* _PROBLEM TO SOLVE_
The reply has to be a number alone, equal to how many lines in the entries below hold the string "modules".

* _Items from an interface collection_
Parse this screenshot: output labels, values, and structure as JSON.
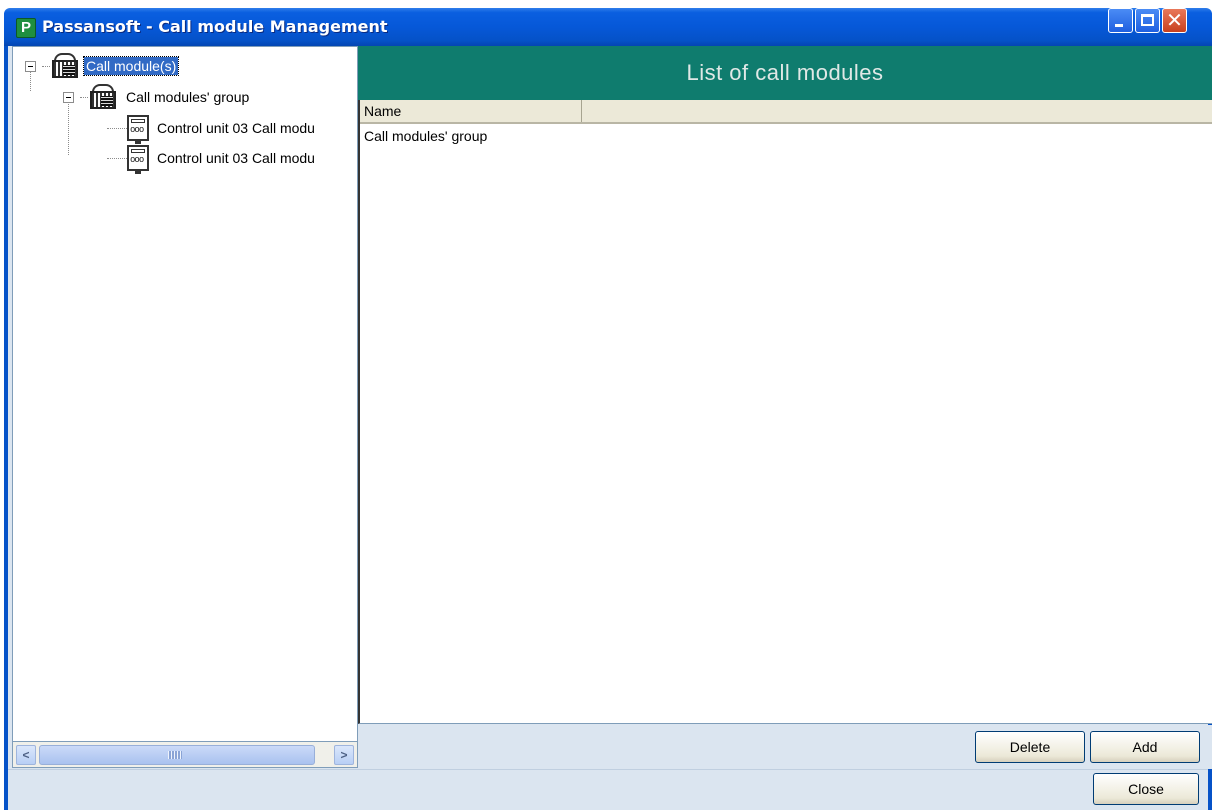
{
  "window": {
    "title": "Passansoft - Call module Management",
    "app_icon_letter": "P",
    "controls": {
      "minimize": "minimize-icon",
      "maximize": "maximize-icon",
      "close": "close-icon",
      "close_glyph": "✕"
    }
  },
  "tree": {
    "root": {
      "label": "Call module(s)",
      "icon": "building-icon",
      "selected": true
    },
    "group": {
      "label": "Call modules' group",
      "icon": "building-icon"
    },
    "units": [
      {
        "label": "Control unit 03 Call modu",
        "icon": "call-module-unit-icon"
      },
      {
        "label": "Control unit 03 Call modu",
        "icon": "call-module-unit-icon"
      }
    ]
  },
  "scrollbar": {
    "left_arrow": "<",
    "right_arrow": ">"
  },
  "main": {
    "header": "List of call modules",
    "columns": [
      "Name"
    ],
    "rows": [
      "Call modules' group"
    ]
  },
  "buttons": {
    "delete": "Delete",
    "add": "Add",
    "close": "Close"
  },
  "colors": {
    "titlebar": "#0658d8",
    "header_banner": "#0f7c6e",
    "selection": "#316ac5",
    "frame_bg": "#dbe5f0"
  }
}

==

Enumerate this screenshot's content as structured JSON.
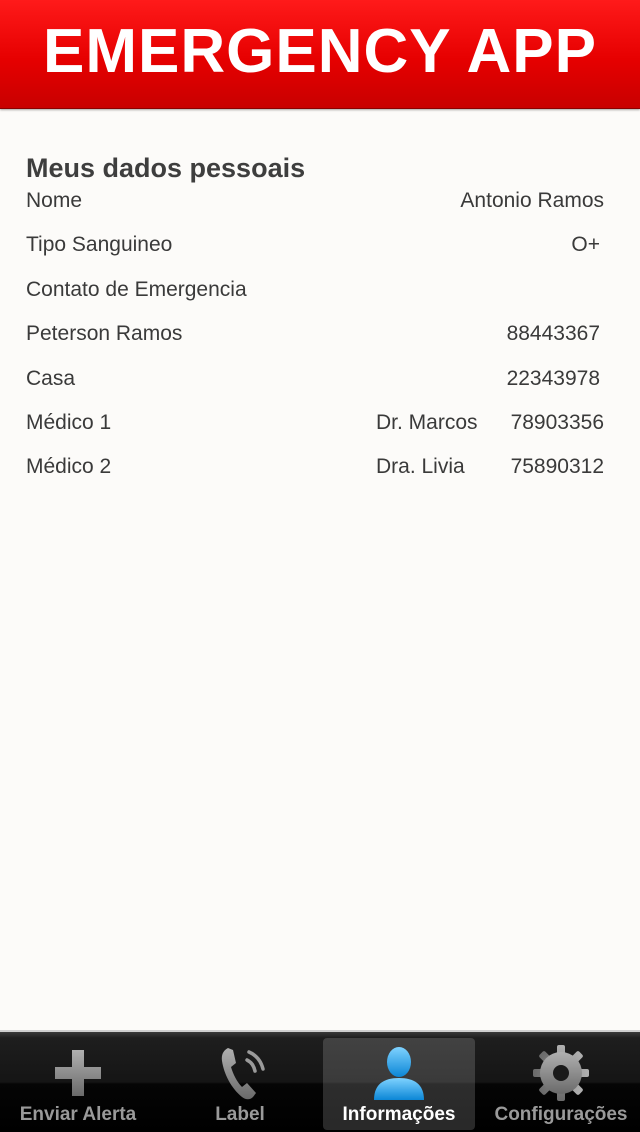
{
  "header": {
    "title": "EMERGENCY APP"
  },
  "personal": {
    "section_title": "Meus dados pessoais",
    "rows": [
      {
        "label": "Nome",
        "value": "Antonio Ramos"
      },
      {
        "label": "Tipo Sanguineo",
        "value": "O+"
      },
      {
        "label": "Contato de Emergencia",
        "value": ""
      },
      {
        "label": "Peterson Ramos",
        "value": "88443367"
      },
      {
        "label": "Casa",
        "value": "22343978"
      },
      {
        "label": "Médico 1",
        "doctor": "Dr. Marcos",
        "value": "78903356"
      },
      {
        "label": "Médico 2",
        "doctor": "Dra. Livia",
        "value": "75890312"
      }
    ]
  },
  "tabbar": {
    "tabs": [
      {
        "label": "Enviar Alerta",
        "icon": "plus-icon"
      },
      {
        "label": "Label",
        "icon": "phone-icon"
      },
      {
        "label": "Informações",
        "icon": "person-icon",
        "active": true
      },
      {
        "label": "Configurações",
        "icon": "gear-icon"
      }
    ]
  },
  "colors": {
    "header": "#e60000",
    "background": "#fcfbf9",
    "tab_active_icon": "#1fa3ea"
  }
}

* _REPLY TO THE EXERCISE_
3